So, that’s 24 hours per week in total. One day. It doesn’t seem enough, but it’s all I have. “Protect your writing time”, as William Goldman decreed: a less famous, but probably more important sound-bite than “Nobody Knows Anything”. As for how much work you can produce in that time, I think it’s pointless to even think about. I realise from meeting other writers that we never feel that we’ve done enough. And long may that itch to produce continue: after all, when we think we’ve done enough we might as well just stop.


Piers said...

Assuming an eight hour working day, like they do in Real Jobs, and that comes to three days, not one.

Three and a half, if you consider the lunch hour.

Stuart Perry said...

True, Piers, and thanks for making me feel better about it! It's just the curse of "never enough" affecting my judgement.

Dan Owen said...

This got me thinking: how many writers in the "scribosphere" have day jobs? I'm guessing it's the majority, but it would be interesting to see if there's a correlation between writing success and how many hours you put in?

I'd say untalented people writing 24/7 will always be trumped by talented people working a third of that time... but what about good writers working 24/7 vesus great writers scribbling away only at weekends?

Stuart Perry said...

A lot, I think is the answer, Dan. But some of those day jobs are in writing of another kind: books, journalism, etc. And some people freelance in other fields, and have down time where they solely write.

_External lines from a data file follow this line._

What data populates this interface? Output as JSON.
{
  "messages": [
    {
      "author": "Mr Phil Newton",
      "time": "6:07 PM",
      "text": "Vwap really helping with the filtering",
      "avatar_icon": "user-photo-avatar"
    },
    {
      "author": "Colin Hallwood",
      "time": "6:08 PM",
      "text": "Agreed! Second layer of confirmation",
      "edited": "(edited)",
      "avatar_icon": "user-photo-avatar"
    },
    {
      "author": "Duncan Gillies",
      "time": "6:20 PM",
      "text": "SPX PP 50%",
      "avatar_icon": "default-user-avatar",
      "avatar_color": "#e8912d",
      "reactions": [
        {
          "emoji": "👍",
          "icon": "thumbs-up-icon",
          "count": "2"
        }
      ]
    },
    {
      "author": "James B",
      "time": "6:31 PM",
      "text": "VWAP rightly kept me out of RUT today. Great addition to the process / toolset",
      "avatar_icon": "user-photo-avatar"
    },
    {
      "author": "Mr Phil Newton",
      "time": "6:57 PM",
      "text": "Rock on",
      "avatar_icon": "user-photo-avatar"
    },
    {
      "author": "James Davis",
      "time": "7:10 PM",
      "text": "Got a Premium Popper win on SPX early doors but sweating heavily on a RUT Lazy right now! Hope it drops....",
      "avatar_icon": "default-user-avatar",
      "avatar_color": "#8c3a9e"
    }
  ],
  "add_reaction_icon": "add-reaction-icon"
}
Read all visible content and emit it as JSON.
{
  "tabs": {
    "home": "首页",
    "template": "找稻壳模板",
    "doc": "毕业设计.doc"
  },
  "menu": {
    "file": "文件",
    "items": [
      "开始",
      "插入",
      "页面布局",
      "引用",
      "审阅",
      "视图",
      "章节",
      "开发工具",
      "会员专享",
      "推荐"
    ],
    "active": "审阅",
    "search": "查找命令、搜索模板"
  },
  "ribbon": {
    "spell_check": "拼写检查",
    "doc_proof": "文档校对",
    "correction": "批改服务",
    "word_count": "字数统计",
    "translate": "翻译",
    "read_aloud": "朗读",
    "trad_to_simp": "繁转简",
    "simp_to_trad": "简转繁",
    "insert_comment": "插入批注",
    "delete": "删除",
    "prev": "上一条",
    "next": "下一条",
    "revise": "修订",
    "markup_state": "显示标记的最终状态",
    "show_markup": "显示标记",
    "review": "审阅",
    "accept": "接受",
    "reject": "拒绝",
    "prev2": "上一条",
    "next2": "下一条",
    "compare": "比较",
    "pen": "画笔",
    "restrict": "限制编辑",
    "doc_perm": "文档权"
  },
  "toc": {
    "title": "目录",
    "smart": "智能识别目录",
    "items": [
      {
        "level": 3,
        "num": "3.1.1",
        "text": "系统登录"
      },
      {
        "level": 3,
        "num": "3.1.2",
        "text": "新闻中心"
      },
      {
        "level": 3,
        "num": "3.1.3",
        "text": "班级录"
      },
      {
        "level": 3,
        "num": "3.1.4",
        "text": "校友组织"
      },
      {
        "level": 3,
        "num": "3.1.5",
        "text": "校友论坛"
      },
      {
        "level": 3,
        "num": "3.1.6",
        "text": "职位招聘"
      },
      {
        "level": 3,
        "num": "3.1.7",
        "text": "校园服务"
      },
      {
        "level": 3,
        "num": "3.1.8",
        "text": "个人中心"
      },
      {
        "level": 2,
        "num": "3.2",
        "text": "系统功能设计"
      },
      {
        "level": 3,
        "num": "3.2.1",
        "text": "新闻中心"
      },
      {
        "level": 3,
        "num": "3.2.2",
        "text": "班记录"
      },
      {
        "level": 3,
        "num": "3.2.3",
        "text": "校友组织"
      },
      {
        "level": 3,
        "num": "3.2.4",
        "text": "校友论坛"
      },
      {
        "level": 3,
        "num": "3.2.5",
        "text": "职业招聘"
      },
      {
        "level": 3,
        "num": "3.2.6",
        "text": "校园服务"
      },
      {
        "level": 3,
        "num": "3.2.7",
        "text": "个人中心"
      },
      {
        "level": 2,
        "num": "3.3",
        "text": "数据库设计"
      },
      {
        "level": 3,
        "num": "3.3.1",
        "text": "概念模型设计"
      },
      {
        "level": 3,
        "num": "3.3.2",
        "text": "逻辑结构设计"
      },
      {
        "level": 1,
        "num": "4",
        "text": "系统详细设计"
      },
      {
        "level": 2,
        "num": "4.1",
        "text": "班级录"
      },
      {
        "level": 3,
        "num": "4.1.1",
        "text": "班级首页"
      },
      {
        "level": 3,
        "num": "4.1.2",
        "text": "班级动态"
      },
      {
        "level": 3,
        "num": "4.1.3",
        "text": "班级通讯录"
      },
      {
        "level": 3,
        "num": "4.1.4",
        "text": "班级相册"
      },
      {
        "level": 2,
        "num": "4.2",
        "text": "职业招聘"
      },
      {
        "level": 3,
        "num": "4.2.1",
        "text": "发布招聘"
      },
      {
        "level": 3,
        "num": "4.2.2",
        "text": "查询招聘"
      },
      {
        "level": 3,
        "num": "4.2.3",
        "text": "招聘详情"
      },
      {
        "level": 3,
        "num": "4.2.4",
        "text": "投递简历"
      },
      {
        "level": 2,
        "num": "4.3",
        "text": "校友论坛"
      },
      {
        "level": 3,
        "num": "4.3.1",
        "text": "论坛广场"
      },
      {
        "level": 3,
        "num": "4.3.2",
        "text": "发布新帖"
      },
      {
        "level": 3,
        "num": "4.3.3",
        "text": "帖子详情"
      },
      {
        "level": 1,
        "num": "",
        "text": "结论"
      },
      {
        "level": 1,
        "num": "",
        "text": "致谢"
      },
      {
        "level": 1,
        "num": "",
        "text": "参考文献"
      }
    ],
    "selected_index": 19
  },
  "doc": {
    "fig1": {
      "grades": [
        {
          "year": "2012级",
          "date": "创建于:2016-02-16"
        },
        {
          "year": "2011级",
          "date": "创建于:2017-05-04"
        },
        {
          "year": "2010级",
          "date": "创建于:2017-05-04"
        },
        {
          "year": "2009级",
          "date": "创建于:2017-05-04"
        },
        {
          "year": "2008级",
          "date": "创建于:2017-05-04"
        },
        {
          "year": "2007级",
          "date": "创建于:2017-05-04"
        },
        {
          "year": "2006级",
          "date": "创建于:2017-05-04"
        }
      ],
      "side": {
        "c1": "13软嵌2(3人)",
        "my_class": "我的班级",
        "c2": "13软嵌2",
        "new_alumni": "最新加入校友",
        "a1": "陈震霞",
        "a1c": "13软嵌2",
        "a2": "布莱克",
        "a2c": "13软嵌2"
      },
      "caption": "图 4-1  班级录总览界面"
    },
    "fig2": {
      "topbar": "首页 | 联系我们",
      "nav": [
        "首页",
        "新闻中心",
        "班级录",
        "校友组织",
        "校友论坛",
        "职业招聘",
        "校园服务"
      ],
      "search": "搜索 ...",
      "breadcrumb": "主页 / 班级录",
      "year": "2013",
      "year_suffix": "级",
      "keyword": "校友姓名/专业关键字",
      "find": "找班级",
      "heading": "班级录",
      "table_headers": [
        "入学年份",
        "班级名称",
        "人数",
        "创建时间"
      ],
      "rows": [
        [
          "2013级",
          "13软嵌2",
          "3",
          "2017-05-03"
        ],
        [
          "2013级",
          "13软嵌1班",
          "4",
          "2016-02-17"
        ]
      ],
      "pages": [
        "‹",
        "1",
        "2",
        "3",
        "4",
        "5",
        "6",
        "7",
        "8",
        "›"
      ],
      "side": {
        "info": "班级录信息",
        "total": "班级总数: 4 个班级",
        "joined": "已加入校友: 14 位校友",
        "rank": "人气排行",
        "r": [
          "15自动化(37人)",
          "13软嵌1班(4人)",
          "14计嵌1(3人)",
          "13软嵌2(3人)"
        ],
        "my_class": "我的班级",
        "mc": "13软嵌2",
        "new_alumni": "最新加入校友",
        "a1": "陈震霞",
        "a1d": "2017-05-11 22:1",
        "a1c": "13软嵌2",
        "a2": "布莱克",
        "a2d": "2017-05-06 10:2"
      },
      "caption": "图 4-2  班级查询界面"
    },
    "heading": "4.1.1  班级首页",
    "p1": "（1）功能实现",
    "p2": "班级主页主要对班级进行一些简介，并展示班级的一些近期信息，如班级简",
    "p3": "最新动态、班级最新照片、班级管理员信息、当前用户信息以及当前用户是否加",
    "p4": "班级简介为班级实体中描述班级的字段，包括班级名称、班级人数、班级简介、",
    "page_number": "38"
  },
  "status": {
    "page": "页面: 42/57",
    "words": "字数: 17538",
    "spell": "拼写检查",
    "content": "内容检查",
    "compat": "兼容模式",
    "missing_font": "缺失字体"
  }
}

I hold to the slightly romantic idea that talent will out given time. But how much time? There's the rub.

Like your Media Digest blog, by the way.